**** Supplied entries ****

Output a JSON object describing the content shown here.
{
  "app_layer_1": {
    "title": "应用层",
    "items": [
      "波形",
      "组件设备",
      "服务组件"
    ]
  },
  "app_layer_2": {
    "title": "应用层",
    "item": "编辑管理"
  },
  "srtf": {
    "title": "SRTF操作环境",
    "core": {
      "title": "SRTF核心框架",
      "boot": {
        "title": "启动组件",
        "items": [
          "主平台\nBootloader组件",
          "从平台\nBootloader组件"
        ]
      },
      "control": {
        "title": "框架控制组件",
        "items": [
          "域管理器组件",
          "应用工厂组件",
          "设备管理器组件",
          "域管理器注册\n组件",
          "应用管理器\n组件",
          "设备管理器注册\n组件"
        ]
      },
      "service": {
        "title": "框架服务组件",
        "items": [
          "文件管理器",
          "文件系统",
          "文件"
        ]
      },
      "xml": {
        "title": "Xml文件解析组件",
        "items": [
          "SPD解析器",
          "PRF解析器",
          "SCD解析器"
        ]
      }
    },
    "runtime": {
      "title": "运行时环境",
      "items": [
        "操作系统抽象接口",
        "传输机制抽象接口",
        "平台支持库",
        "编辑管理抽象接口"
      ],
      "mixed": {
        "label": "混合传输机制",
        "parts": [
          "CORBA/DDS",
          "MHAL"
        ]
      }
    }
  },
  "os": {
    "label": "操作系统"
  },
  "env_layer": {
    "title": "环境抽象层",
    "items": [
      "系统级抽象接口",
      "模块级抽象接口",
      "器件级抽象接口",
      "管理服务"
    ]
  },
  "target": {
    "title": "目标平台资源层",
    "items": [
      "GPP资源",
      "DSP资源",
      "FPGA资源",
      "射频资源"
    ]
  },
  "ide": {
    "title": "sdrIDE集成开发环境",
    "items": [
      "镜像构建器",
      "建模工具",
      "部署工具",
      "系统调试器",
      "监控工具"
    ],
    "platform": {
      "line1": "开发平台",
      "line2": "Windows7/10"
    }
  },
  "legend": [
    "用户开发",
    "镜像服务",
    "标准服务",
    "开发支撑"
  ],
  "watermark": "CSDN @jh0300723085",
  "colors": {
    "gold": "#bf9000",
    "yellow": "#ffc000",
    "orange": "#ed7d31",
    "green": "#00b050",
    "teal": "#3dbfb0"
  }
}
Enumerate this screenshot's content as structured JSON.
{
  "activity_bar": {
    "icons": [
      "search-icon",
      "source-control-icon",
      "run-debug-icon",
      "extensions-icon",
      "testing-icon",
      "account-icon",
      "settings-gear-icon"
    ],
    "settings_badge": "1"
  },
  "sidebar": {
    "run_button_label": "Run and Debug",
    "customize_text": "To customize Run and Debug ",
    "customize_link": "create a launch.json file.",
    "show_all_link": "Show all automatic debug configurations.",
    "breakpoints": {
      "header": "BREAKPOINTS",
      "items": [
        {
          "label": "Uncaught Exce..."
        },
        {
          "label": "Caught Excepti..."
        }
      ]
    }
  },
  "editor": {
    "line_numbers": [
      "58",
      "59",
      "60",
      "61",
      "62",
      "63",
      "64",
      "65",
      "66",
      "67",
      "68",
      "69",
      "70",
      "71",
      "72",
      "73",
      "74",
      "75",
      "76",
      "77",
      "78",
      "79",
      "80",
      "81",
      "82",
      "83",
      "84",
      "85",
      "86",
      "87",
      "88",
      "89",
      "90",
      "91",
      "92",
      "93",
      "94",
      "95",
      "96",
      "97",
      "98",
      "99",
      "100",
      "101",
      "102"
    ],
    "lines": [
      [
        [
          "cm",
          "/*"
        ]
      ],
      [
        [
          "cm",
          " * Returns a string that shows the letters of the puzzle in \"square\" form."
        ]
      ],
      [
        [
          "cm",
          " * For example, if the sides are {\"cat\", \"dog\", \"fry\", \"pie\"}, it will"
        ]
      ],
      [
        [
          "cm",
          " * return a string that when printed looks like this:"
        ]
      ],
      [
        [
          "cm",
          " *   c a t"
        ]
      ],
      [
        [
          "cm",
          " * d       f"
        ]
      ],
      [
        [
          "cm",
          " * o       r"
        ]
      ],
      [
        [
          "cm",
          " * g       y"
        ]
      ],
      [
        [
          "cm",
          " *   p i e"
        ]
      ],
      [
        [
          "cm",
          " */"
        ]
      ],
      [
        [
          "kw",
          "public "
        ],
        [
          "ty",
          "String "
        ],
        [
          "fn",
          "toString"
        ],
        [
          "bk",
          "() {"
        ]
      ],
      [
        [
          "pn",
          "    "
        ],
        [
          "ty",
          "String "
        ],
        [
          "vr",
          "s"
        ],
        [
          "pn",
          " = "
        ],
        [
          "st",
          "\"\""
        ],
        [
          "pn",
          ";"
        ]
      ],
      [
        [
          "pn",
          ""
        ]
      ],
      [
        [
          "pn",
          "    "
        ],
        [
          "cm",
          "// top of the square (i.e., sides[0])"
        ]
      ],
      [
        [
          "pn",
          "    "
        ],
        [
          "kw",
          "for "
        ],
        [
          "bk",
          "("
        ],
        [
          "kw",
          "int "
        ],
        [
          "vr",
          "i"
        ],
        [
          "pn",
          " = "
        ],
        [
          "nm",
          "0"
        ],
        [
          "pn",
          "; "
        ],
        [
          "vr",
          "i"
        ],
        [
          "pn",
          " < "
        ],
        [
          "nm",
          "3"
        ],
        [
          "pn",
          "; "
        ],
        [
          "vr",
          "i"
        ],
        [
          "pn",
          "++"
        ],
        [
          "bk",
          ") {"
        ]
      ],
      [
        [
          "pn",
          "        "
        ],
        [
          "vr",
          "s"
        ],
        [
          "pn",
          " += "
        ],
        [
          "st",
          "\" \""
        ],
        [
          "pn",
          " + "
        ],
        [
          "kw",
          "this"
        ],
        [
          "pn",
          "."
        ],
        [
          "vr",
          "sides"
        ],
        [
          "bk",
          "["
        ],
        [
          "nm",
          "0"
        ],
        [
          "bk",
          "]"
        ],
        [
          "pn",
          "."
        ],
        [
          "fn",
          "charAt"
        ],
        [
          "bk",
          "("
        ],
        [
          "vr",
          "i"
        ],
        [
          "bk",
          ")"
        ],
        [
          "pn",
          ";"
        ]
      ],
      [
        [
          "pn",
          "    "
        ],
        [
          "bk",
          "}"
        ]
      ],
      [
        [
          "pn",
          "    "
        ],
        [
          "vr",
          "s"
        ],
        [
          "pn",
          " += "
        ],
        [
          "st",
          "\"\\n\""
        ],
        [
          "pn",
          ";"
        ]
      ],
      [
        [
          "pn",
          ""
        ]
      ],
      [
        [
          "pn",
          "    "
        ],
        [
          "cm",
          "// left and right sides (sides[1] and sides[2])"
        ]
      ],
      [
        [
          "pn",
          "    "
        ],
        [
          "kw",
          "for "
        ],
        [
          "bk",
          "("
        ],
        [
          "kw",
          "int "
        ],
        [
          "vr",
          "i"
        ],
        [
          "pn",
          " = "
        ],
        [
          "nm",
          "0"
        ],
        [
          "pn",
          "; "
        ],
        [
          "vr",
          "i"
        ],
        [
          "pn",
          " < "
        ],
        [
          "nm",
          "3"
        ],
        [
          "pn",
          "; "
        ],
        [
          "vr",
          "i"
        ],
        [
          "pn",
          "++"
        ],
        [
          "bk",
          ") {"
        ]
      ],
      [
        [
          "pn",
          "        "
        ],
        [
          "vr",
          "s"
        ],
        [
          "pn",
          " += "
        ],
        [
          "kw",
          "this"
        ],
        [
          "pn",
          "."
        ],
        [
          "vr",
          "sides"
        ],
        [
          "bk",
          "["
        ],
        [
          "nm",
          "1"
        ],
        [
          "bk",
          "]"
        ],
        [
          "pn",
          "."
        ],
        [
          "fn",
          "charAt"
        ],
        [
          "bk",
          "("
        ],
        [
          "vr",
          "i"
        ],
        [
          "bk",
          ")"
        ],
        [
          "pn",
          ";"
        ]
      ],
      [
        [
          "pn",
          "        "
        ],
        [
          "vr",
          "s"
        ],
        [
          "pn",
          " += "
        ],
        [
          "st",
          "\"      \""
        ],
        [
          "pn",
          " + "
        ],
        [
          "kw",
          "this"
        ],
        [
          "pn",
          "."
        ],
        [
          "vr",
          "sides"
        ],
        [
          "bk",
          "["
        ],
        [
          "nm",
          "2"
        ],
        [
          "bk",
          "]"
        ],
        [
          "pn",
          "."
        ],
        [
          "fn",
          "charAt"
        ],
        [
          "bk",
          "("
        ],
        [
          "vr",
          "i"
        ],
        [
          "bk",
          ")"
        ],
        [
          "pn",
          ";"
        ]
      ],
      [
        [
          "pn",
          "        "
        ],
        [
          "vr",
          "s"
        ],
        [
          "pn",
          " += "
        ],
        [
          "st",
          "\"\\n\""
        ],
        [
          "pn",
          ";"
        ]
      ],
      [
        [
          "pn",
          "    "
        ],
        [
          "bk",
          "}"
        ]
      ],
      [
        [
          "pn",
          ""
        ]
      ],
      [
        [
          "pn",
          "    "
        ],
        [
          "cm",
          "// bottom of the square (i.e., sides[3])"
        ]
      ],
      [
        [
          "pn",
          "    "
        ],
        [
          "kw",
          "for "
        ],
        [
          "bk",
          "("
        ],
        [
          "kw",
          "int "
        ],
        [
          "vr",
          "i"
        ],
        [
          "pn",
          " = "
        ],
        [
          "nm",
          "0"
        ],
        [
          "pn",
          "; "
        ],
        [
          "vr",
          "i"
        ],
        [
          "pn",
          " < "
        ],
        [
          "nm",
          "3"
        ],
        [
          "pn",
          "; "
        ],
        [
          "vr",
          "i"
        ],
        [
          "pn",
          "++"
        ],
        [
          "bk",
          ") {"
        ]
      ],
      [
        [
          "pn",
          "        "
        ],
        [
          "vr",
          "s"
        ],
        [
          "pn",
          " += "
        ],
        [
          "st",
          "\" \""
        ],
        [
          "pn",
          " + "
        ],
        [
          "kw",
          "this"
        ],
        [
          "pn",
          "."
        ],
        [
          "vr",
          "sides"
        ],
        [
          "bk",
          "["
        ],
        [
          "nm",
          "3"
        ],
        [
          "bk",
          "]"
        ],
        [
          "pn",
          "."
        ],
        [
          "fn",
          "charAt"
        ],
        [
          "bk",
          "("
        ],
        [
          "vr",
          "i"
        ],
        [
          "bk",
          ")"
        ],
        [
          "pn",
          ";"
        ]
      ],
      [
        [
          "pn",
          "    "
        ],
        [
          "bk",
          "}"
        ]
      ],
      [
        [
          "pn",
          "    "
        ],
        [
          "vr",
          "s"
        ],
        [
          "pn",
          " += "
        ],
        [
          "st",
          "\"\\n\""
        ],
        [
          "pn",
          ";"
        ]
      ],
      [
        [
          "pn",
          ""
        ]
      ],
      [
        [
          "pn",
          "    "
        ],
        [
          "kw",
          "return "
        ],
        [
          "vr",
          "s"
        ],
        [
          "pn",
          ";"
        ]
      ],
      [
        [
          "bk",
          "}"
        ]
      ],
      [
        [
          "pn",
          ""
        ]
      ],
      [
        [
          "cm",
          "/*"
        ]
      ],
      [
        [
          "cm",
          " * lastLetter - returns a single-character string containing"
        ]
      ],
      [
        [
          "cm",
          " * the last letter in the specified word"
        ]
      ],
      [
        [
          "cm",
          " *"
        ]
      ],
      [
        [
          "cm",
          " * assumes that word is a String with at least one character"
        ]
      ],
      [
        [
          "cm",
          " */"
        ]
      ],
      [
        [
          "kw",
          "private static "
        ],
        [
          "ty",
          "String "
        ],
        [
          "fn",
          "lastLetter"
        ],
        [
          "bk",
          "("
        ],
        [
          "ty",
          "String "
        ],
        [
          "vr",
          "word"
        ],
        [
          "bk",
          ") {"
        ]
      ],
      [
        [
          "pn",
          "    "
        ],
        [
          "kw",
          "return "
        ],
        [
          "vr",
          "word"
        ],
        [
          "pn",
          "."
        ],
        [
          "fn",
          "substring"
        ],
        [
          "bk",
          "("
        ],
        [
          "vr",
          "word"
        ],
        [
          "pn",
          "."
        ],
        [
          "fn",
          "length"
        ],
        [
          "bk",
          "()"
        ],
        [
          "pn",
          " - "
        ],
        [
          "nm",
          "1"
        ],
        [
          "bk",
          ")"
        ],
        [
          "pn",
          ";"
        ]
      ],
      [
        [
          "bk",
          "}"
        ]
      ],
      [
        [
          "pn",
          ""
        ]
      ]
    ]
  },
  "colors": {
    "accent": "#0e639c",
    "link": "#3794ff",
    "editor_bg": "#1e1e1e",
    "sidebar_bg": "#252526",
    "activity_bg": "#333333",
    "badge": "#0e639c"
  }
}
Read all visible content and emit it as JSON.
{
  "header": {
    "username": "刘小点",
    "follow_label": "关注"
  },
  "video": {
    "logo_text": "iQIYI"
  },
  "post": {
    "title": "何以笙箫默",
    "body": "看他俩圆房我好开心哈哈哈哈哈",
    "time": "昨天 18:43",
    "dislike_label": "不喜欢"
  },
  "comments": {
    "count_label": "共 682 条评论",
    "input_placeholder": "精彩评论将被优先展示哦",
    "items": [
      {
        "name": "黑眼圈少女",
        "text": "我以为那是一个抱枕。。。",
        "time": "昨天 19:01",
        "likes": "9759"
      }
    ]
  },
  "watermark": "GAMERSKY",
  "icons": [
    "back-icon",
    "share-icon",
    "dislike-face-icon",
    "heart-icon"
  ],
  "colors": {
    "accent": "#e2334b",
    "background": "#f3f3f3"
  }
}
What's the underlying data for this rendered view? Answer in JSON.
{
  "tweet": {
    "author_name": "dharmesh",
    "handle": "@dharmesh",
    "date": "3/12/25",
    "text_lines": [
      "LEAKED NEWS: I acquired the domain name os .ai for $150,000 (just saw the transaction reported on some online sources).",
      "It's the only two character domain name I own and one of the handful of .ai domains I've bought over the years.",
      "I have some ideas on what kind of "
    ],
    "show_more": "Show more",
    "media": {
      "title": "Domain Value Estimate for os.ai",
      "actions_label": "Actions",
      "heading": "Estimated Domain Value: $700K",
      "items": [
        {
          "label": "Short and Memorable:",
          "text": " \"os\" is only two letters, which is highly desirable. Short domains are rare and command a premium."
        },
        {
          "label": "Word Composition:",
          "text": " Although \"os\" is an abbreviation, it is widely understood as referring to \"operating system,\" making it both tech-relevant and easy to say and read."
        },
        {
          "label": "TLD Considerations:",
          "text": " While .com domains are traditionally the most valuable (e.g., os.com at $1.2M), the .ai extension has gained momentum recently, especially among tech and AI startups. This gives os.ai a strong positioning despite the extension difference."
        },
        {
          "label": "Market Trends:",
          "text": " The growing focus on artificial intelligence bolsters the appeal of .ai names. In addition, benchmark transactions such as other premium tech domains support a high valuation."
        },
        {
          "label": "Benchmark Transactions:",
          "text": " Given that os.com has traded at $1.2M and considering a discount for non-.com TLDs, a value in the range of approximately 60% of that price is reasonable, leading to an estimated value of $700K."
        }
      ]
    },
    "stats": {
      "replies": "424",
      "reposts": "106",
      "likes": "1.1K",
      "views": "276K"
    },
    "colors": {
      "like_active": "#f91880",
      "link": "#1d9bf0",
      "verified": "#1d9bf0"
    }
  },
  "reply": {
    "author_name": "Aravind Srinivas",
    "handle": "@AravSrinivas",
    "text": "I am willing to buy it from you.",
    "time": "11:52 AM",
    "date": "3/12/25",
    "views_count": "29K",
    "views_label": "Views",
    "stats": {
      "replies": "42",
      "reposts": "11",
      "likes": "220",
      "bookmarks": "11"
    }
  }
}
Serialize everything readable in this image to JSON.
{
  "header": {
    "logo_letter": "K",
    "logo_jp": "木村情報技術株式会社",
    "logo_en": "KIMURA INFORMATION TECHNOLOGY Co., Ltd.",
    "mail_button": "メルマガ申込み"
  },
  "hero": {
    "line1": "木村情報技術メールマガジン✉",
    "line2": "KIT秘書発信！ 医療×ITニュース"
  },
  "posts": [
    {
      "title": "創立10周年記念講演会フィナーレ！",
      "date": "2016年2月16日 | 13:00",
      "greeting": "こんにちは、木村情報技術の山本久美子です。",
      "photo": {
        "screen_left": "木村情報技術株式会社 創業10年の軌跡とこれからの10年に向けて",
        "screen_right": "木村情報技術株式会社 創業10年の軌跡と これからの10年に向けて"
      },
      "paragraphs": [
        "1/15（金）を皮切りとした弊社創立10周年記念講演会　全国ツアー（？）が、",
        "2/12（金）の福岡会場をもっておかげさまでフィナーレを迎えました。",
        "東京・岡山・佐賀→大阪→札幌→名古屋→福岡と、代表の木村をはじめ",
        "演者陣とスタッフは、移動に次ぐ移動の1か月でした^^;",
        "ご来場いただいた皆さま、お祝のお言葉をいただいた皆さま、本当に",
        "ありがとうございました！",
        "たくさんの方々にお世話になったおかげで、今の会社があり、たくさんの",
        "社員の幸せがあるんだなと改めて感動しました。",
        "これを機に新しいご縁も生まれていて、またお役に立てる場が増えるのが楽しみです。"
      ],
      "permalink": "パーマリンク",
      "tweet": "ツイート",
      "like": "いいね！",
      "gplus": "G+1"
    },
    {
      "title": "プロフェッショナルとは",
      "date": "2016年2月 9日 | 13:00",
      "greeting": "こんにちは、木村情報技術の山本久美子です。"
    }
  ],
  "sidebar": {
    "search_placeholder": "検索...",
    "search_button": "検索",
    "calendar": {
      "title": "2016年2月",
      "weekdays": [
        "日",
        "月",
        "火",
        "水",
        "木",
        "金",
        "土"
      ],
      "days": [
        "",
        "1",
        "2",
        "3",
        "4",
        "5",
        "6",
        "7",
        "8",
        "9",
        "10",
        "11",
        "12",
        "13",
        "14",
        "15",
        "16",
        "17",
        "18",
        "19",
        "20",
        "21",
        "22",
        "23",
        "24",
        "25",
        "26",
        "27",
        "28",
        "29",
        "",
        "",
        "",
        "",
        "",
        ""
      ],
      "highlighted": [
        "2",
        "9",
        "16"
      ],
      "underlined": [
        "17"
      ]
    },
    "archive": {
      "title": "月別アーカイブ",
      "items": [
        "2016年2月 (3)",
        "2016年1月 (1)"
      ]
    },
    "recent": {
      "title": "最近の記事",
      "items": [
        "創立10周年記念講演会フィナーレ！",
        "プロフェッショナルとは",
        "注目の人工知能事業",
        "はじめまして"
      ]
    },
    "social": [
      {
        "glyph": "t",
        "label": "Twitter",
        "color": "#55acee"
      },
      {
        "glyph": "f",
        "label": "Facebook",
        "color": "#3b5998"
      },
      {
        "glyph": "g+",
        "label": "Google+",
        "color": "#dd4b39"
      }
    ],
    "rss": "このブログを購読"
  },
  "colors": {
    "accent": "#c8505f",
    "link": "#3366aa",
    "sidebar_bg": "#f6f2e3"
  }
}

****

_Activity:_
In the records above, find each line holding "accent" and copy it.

_Completed exercise:_
    "accent": "#0e639c",
    "accent": "#e2334b",
    "accent": "#c8505f",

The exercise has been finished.